▶ **Directions for this task**
Please write out the data exactly, line by line.

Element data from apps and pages
====
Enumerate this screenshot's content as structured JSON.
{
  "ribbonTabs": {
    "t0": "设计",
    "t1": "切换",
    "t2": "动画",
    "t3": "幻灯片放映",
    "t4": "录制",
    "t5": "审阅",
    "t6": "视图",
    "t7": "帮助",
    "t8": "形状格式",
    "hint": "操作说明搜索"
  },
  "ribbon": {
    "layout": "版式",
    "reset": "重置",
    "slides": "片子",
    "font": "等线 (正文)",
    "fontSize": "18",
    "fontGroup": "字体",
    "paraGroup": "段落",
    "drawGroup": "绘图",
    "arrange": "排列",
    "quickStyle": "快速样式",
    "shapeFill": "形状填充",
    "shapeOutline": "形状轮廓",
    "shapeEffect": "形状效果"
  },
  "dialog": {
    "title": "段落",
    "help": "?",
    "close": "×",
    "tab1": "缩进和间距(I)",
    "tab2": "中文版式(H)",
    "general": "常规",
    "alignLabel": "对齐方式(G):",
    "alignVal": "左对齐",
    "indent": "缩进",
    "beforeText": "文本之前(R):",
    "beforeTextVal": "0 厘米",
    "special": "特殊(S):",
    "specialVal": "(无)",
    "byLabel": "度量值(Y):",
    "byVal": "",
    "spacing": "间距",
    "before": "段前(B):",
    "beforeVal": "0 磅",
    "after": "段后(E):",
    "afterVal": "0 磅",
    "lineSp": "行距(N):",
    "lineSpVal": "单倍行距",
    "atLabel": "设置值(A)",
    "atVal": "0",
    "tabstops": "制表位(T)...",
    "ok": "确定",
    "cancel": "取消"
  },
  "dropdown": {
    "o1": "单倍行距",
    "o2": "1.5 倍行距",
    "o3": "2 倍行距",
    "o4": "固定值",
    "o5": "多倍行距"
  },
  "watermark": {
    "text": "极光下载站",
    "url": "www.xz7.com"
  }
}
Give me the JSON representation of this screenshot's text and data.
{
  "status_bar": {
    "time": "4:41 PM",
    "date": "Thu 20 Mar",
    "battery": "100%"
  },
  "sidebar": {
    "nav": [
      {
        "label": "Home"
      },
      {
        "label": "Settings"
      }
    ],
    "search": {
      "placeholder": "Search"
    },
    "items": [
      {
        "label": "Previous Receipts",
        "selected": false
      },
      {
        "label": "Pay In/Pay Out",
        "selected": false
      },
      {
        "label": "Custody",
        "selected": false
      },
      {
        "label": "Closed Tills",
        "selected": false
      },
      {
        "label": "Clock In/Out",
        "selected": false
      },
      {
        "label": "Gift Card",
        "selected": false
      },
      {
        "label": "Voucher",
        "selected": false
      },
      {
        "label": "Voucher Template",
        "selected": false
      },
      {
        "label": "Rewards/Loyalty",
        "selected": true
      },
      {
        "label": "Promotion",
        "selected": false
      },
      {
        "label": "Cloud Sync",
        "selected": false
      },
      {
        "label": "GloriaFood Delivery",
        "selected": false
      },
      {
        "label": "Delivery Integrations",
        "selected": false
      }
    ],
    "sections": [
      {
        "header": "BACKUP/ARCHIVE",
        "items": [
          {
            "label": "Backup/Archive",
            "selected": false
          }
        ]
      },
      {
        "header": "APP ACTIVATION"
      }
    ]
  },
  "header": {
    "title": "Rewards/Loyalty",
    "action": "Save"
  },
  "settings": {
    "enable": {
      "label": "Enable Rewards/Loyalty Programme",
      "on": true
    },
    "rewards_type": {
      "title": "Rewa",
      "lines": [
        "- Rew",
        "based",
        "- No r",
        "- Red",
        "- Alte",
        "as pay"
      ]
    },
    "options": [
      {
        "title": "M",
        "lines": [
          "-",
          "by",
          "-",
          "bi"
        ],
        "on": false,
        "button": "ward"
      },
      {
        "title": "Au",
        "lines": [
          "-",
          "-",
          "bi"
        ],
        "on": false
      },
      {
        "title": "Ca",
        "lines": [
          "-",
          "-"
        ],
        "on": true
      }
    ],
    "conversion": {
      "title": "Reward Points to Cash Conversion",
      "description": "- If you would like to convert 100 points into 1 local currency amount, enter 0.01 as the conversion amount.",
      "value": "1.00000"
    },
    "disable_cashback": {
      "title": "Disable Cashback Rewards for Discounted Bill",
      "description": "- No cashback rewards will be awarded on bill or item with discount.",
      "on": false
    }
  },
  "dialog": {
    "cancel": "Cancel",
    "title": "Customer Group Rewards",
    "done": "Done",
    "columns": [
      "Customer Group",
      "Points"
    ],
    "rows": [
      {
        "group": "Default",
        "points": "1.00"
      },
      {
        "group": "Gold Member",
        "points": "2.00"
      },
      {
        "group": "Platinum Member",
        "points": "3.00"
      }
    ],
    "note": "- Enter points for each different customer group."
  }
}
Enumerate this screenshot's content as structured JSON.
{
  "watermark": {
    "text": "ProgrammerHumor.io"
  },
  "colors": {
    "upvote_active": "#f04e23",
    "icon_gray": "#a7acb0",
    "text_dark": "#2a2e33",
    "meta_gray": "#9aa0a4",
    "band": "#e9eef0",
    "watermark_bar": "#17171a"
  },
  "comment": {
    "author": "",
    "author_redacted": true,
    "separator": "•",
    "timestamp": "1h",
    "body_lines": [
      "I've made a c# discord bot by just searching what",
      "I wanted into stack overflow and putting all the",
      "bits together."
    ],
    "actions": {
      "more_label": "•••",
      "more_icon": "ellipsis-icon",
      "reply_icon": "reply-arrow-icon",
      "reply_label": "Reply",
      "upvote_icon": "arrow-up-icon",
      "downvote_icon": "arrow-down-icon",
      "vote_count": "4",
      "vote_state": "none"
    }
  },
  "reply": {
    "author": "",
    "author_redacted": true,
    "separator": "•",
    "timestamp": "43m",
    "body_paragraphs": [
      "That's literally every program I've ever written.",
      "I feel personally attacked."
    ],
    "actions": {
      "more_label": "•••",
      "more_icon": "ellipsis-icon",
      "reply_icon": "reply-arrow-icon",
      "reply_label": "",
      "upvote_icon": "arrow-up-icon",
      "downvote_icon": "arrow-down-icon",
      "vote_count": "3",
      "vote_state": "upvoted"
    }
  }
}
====
▶ **The completed task**
Enumerate this screenshot's content as structured JSON.
{
  "ribbonTabs": {
    "t0": "设计",
    "t1": "切换",
    "t2": "动画",
    "t3": "幻灯片放映",
    "t4": "录制",
    "t5": "审阅",
    "t6": "视图",
    "t7": "帮助",
    "t8": "形状格式",
    "hint": "操作说明搜索"
  },
  "ribbon": {
    "layout": "版式",
    "reset": "重置",
    "slides": "片子",
    "font": "等线 (正文)",
    "fontSize": "18",
    "fontGroup": "字体",
    "paraGroup": "段落",
    "drawGroup": "绘图",
    "arrange": "排列",
    "quickStyle": "快速样式",
    "shapeFill": "形状填充",
    "shapeOutline": "形状轮廓",
    "shapeEffect": "形状效果"
  },
  "dialog": {
    "title": "段落",
    "help": "?",
    "close": "×",
    "tab1": "缩进和间距(I)",
    "tab2": "中文版式(H)",
    "general": "常规",
    "alignLabel": "对齐方式(G):",
    "alignVal": "左对齐",
    "indent": "缩进",
    "beforeText": "文本之前(R):",
    "beforeTextVal": "0 厘米",
    "special": "特殊(S):",
    "specialVal": "(无)",
    "byLabel": "度量值(Y):",
    "byVal": "",
    "spacing": "间距",
    "before": "段前(B):",
    "beforeVal": "0 磅",
    "after": "段后(E):",
    "afterVal": "0 磅",
    "lineSp": "行距(N):",
    "lineSpVal": "单倍行距",
    "atLabel": "设置值(A)",
    "atVal": "0",
    "tabstops": "制表位(T)...",
    "ok": "确定",
    "cancel": "取消"
  },
  "dropdown": {
    "o1": "单倍行距",
    "o2": "1.5 倍行距",
    "o3": "2 倍行距",
    "o4": "固定值",
    "o5": "多倍行距"
  },
  "watermark": {
    "text": "极光下载站",
    "url": "www.xz7.com"
  }
}
Give me the JSON representation of this screenshot's text and data.
{
  "status_bar": {
    "time": "4:41 PM",
    "date": "Thu 20 Mar",
    "battery": "100%"
  },
  "sidebar": {
    "nav": [
      {
        "label": "Home"
      },
      {
        "label": "Settings"
      }
    ],
    "search": {
      "placeholder": "Search"
    },
    "items": [
      {
        "label": "Previous Receipts",
        "selected": false
      },
      {
        "label": "Pay In/Pay Out",
        "selected": false
      },
      {
        "label": "Custody",
        "selected": false
      },
      {
        "label": "Closed Tills",
        "selected": false
      },
      {
        "label": "Clock In/Out",
        "selected": false
      },
      {
        "label": "Gift Card",
        "selected": false
      },
      {
        "label": "Voucher",
        "selected": false
      },
      {
        "label": "Voucher Template",
        "selected": false
      },
      {
        "label": "Rewards/Loyalty",
        "selected": true
      },
      {
        "label": "Promotion",
        "selected": false
      },
      {
        "label": "Cloud Sync",
        "selected": false
      },
      {
        "label": "GloriaFood Delivery",
        "selected": false
      },
      {
        "label": "Delivery Integrations",
        "selected": false
      }
    ],
    "sections": [
      {
        "header": "BACKUP/ARCHIVE",
        "items": [
          {
            "label": "Backup/Archive",
            "selected": false
          }
        ]
      },
      {
        "header": "APP ACTIVATION"
      }
    ]
  },
  "header": {
    "title": "Rewards/Loyalty",
    "action": "Save"
  },
  "settings": {
    "enable": {
      "label": "Enable Rewards/Loyalty Programme",
      "on": true
    },
    "rewards_type": {
      "title": "Rewa",
      "lines": [
        "- Rew",
        "based",
        "- No r",
        "- Red",
        "- Alte",
        "as pay"
      ]
    },
    "options": [
      {
        "title": "M",
        "lines": [
          "-",
          "by",
          "-",
          "bi"
        ],
        "on": false,
        "button": "ward"
      },
      {
        "title": "Au",
        "lines": [
          "-",
          "-",
          "bi"
        ],
        "on": false
      },
      {
        "title": "Ca",
        "lines": [
          "-",
          "-"
        ],
        "on": true
      }
    ],
    "conversion": {
      "title": "Reward Points to Cash Conversion",
      "description": "- If you would like to convert 100 points into 1 local currency amount, enter 0.01 as the conversion amount.",
      "value": "1.00000"
    },
    "disable_cashback": {
      "title": "Disable Cashback Rewards for Discounted Bill",
      "description": "- No cashback rewards will be awarded on bill or item with discount.",
      "on": false
    }
  },
  "dialog": {
    "cancel": "Cancel",
    "title": "Customer Group Rewards",
    "done": "Done",
    "columns": [
      "Customer Group",
      "Points"
    ],
    "rows": [
      {
        "group": "Default",
        "points": "1.00"
      },
      {
        "group": "Gold Member",
        "points": "2.00"
      },
      {
        "group": "Platinum Member",
        "points": "3.00"
      }
    ],
    "note": "- Enter points for each different customer group."
  }
}
Enumerate this screenshot's content as structured JSON.
{
  "watermark": {
    "text": "ProgrammerHumor.io"
  },
  "colors": {
    "upvote_active": "#f04e23",
    "icon_gray": "#a7acb0",
    "text_dark": "#2a2e33",
    "meta_gray": "#9aa0a4",
    "band": "#e9eef0",
    "watermark_bar": "#17171a"
  },
  "comment": {
    "author": "",
    "author_redacted": true,
    "separator": "•",
    "timestamp": "1h",
    "body_lines": [
      "I've made a c# discord bot by just searching what",
      "I wanted into stack overflow and putting all the",
      "bits together."
    ],
    "actions": {
      "more_label": "•••",
      "more_icon": "ellipsis-icon",
      "reply_icon": "reply-arrow-icon",
      "reply_label": "Reply",
      "upvote_icon": "arrow-up-icon",
      "downvote_icon": "arrow-down-icon",
      "vote_count": "4",
      "vote_state": "none"
    }
  },
  "reply": {
    "author": "",
    "author_redacted": true,
    "separator": "•",
    "timestamp": "43m",
    "body_paragraphs": [
      "That's literally every program I've ever written.",
      "I feel personally attacked."
    ],
    "actions": {
      "more_label": "•••",
      "more_icon": "ellipsis-icon",
      "reply_icon": "reply-arrow-icon",
      "reply_label": "",
      "upvote_icon": "arrow-up-icon",
      "downvote_icon": "arrow-down-icon",
      "vote_count": "3",
      "vote_state": "upvoted"
    }
  }
}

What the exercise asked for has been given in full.